Gilbart J has handed down a detailed and important judgment in R (Dillner) v Sheffield City Council  EWHC 945 (Admin) relating to the circumstances in which a local authority may be required to consult residents on local matters, the requirement of a “fair” consultation where actually carried out, and the relevance of the EIA Directive to Public Finance Initiative Projects.
A Sheffield resident sought judicial review of decisions of Sheffield City Council as to the felling of trees on public highways across the whole city. Tree felling carried out by Amey Hallam Highways Limited was pursuant to a PFI contract with the Council to maintain and repair public highways. For a tree to be felled, it had to be one of the six “Ds”: dangerous, dead, diseased, dying, damaging or discriminatory. An Independent Tree Panel was in place to review controversial tree-felling proposals.
Following a rolled-up hearing Gilbart J gave a detailed judgment, but refused permission on all grounds, finding that the Claimant’s arguments were unarguable.
At an early stage of the proceedings the claimant had obtained without notice an interim injunction from Dove J prohibiting further works across the whole of Sheffield. Gilbart J discharged the interim injunction at the conclusion of the rolled-up hearing on 22-23 March. His later reserved judgment specifically deprecated the way in which the injunction had been obtained.
Tim Buley and Matthew Fraser acted for Amey Hallam Highways Limited, the Interested Party.

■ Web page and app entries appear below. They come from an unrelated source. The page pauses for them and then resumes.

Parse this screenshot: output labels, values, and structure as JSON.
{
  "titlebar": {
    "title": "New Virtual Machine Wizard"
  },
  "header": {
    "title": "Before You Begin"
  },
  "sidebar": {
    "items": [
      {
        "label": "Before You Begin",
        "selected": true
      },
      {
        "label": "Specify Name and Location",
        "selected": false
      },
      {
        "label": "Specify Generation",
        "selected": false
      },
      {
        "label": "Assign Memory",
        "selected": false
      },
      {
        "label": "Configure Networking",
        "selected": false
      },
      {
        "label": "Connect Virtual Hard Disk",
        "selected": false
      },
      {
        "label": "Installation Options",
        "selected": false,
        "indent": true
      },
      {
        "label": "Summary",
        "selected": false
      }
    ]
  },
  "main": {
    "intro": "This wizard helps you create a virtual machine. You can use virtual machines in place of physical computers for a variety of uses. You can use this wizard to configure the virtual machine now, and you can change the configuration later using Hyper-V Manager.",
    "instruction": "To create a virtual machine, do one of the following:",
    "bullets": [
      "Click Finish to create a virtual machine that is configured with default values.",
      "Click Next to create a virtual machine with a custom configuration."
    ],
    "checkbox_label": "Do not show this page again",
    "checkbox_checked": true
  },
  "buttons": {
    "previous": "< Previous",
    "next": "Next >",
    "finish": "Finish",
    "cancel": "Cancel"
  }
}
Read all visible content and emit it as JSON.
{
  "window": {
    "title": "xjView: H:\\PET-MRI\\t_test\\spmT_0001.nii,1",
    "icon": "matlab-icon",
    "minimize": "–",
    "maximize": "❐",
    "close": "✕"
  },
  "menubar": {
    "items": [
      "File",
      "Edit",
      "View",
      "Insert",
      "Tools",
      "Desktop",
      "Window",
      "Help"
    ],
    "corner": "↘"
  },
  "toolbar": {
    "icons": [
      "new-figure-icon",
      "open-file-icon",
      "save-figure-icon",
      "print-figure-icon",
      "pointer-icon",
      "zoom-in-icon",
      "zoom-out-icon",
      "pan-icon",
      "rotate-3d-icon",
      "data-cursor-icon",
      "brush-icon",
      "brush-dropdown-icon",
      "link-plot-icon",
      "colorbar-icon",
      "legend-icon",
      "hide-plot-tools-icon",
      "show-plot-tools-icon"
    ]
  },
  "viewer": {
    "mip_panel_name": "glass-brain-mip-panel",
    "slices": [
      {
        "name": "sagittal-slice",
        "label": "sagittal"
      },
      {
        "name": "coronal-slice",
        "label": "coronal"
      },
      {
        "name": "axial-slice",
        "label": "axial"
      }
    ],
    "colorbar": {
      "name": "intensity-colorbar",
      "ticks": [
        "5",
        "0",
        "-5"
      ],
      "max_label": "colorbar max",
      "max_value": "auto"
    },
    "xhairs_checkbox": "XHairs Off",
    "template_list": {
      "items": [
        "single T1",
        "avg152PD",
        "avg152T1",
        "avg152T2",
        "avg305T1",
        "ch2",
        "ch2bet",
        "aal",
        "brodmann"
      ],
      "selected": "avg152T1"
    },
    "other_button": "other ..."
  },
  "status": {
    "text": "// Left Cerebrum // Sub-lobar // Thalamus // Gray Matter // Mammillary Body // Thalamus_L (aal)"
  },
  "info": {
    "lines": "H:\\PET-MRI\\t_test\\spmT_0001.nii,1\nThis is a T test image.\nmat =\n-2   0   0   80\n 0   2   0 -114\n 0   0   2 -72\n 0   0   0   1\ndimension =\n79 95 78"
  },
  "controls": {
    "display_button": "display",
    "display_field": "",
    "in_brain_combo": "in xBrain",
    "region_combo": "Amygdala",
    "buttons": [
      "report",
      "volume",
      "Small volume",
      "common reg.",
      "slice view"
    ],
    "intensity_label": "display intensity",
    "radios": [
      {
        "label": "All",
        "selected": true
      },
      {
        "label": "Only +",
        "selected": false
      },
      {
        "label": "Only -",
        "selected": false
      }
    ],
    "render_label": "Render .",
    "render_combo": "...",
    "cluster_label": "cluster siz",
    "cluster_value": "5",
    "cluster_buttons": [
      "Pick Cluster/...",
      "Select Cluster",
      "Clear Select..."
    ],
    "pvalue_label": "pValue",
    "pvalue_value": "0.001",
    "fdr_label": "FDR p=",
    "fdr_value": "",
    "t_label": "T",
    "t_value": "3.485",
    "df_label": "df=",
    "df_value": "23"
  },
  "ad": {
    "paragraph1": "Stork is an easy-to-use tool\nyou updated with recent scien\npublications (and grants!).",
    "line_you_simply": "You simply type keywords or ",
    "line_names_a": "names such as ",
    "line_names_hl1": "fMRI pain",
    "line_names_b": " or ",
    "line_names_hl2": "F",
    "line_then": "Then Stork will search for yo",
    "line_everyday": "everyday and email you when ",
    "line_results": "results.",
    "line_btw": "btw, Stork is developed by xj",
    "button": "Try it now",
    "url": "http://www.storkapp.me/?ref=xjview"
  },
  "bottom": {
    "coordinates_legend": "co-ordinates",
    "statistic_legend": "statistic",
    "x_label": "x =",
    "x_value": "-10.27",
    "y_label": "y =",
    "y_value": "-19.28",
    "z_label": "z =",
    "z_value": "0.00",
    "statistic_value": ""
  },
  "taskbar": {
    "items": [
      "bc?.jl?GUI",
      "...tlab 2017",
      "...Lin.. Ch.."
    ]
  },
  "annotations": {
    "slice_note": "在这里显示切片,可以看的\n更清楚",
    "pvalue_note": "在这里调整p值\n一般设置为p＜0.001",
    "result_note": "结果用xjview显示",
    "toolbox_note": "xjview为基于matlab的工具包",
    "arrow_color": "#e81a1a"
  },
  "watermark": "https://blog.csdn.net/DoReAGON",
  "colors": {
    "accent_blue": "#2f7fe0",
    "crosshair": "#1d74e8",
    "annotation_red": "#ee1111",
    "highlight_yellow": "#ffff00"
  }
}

Charles Banner acted for the Interested Party at an earlier stage in proceedings but was unavailable for the hearing.
The judgment is available here.